Iran is in talks with India’s Oil and Natural Gas Commission (ONGC) and China’s offshore oil corporation for the development of oil reserves in the South Caspian Sea region, the Press TV satellite channel reported Saturday.
The report quoted the National Iranian Oil Company (NIOC) deputy director Hojatollah Ghanimifard as saying that NIOC has been discussing the issue with India’s ONGC Videsh, the overseas arm of the ONGC, and China’s state-run China National Offshore Oil Corporation (CNOOC).
NIOC is reviewing proposals to make the terms of the current contracts more attractive to international oil companies by offering them production-sharing contracts for the first time, the report said.
Under such contracts the developer is entitled to a share of production, which allows them to recoup their investment costs and make improved profits.
Over the past 20 years, the NIOC has mainly offered pay-back contracts to developers under which the investors receive a pre-agreed remuneration rate for their investment. The rate is typically determined by the global price of energy and the field hitting targets, and is paid over a 25-year period.
Some developers have voiced concerns over pay-back contracts, saying the contracts have serious market risks to developers as their profits depend on the fluctuating global price of energy.
‘We think this region might be the exception to the rule,’ Ghanimifard said. ‘Since it is deep water, it looks like the production cost per barrel would be much more than in other regions like the south, or the Persian Gulf.’

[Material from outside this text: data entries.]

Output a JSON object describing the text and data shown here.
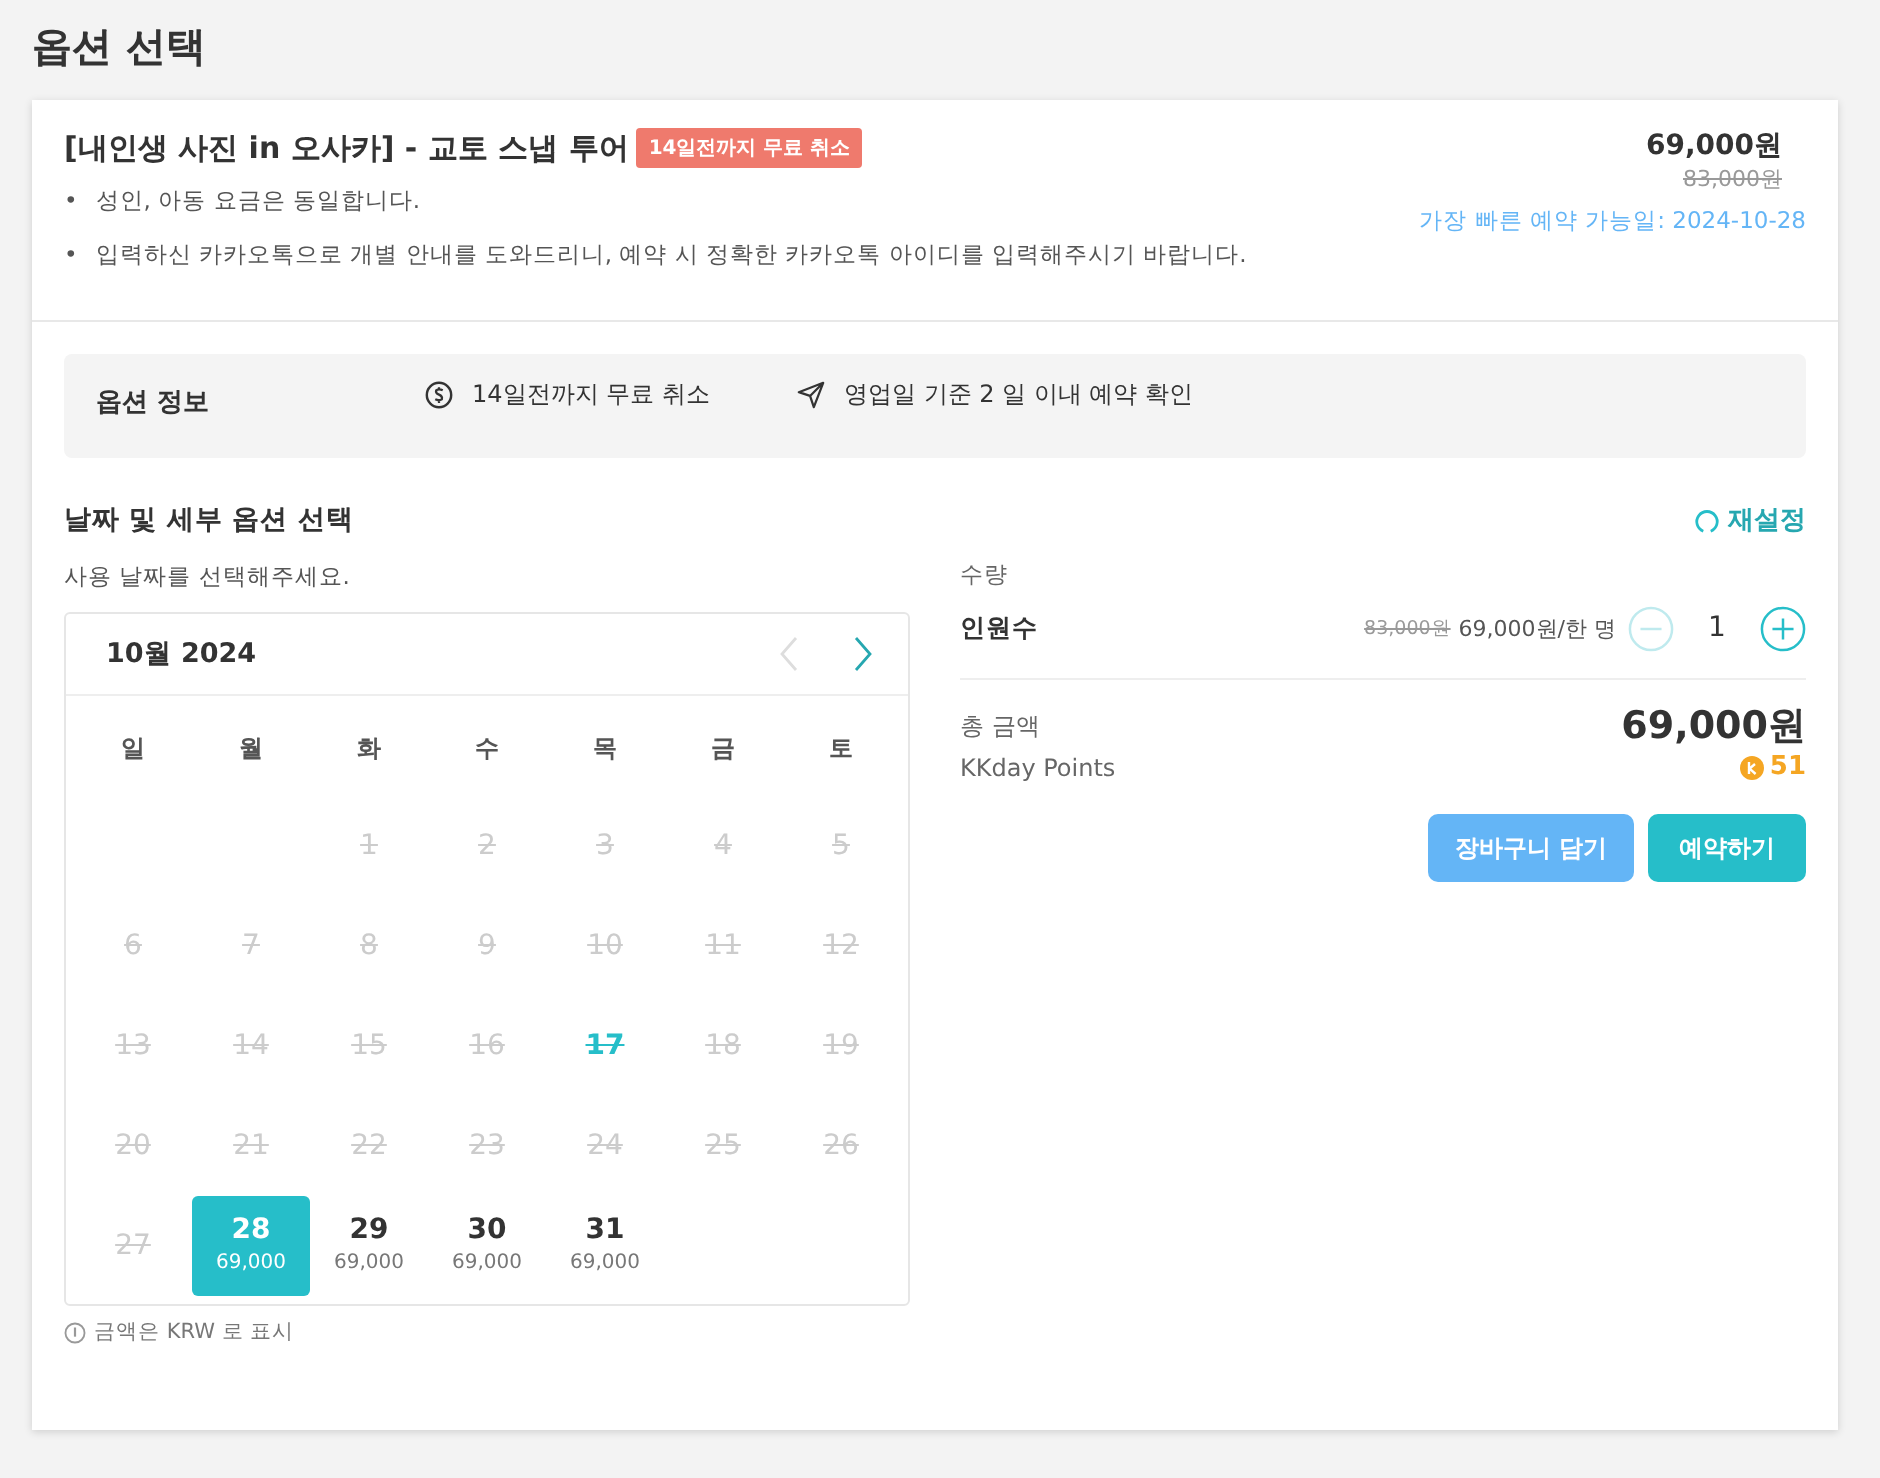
{
  "page_title": "옵션 선택",
  "product": {
    "title": "[내인생 사진 in 오사카] - 교토 스냅 투어",
    "badge": "14일전까지 무료 취소",
    "notes": [
      {
        "bullet": "•",
        "text": "성인, 아동 요금은 동일합니다."
      },
      {
        "bullet": "•",
        "text": "입력하신 카카오톡으로 개별 안내를 도와드리니, 예약 시 정확한 카카오톡 아이디를 입력해주시기 바랍니다."
      }
    ],
    "price": "69,000원",
    "original_price": "83,000원",
    "earliest_date": "가장 빠른 예약 가능일: 2024-10-28"
  },
  "option_info": {
    "label": "옵션 정보",
    "items": [
      {
        "kind": "refund",
        "text": "14일전까지 무료 취소"
      },
      {
        "kind": "confirm",
        "text": "영업일 기준 2 일 이내 예약 확인"
      }
    ]
  },
  "section_title": "날짜 및 세부 옵션 선택",
  "reset": "재설정",
  "calendar": {
    "hint": "사용 날짜를 선택해주세요.",
    "month": "10월 2024",
    "prev_disabled": true,
    "next_disabled": false,
    "weekdays": [
      "일",
      "월",
      "화",
      "수",
      "목",
      "금",
      "토"
    ],
    "days": [
      {
        "kind": "empty"
      },
      {
        "kind": "empty"
      },
      {
        "kind": "day",
        "day": "1",
        "disabled": true,
        "today": false,
        "selected": false
      },
      {
        "kind": "day",
        "day": "2",
        "disabled": true,
        "today": false,
        "selected": false
      },
      {
        "kind": "day",
        "day": "3",
        "disabled": true,
        "today": false,
        "selected": false
      },
      {
        "kind": "day",
        "day": "4",
        "disabled": true,
        "today": false,
        "selected": false
      },
      {
        "kind": "day",
        "day": "5",
        "disabled": true,
        "today": false,
        "selected": false
      },
      {
        "kind": "day",
        "day": "6",
        "disabled": true,
        "today": false,
        "selected": false
      },
      {
        "kind": "day",
        "day": "7",
        "disabled": true,
        "today": false,
        "selected": false
      },
      {
        "kind": "day",
        "day": "8",
        "disabled": true,
        "today": false,
        "selected": false
      },
      {
        "kind": "day",
        "day": "9",
        "disabled": true,
        "today": false,
        "selected": false
      },
      {
        "kind": "day",
        "day": "10",
        "disabled": true,
        "today": false,
        "selected": false
      },
      {
        "kind": "day",
        "day": "11",
        "disabled": true,
        "today": false,
        "selected": false
      },
      {
        "kind": "day",
        "day": "12",
        "disabled": true,
        "today": false,
        "selected": false
      },
      {
        "kind": "day",
        "day": "13",
        "disabled": true,
        "today": false,
        "selected": false
      },
      {
        "kind": "day",
        "day": "14",
        "disabled": true,
        "today": false,
        "selected": false
      },
      {
        "kind": "day",
        "day": "15",
        "disabled": true,
        "today": false,
        "selected": false
      },
      {
        "kind": "day",
        "day": "16",
        "disabled": true,
        "today": false,
        "selected": false
      },
      {
        "kind": "day",
        "day": "17",
        "disabled": true,
        "today": true,
        "selected": false
      },
      {
        "kind": "day",
        "day": "18",
        "disabled": true,
        "today": false,
        "selected": false
      },
      {
        "kind": "day",
        "day": "19",
        "disabled": true,
        "today": false,
        "selected": false
      },
      {
        "kind": "day",
        "day": "20",
        "disabled": true,
        "today": false,
        "selected": false
      },
      {
        "kind": "day",
        "day": "21",
        "disabled": true,
        "today": false,
        "selected": false
      },
      {
        "kind": "day",
        "day": "22",
        "disabled": true,
        "today": false,
        "selected": false
      },
      {
        "kind": "day",
        "day": "23",
        "disabled": true,
        "today": false,
        "selected": false
      },
      {
        "kind": "day",
        "day": "24",
        "disabled": true,
        "today": false,
        "selected": false
      },
      {
        "kind": "day",
        "day": "25",
        "disabled": true,
        "today": false,
        "selected": false
      },
      {
        "kind": "day",
        "day": "26",
        "disabled": true,
        "today": false,
        "selected": false
      },
      {
        "kind": "day",
        "day": "27",
        "disabled": true,
        "today": false,
        "selected": false
      },
      {
        "kind": "day",
        "day": "28",
        "disabled": false,
        "today": false,
        "selected": true,
        "price": "69,000"
      },
      {
        "kind": "day",
        "day": "29",
        "disabled": false,
        "today": false,
        "selected": false,
        "price": "69,000"
      },
      {
        "kind": "day",
        "day": "30",
        "disabled": false,
        "today": false,
        "selected": false,
        "price": "69,000"
      },
      {
        "kind": "day",
        "day": "31",
        "disabled": false,
        "today": false,
        "selected": false,
        "price": "69,000"
      }
    ],
    "currency_note": "금액은 KRW 로 표시"
  },
  "quantity": {
    "label": "수량",
    "name": "인원수",
    "original_price": "83,000원",
    "unit_price": "69,000원/한 명",
    "value": "1",
    "minus_disabled": true,
    "plus_disabled": false
  },
  "total": {
    "label": "총 금액",
    "amount": "69,000원",
    "points_label": "KKday Points",
    "points": "51"
  },
  "buttons": [
    {
      "kind": "cart",
      "label": "장바구니 담기"
    },
    {
      "kind": "book",
      "label": "예약하기"
    }
  ]
}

The Brazilian state-run oil company Petrobras is currently drilling three wells in the Caspian Sea.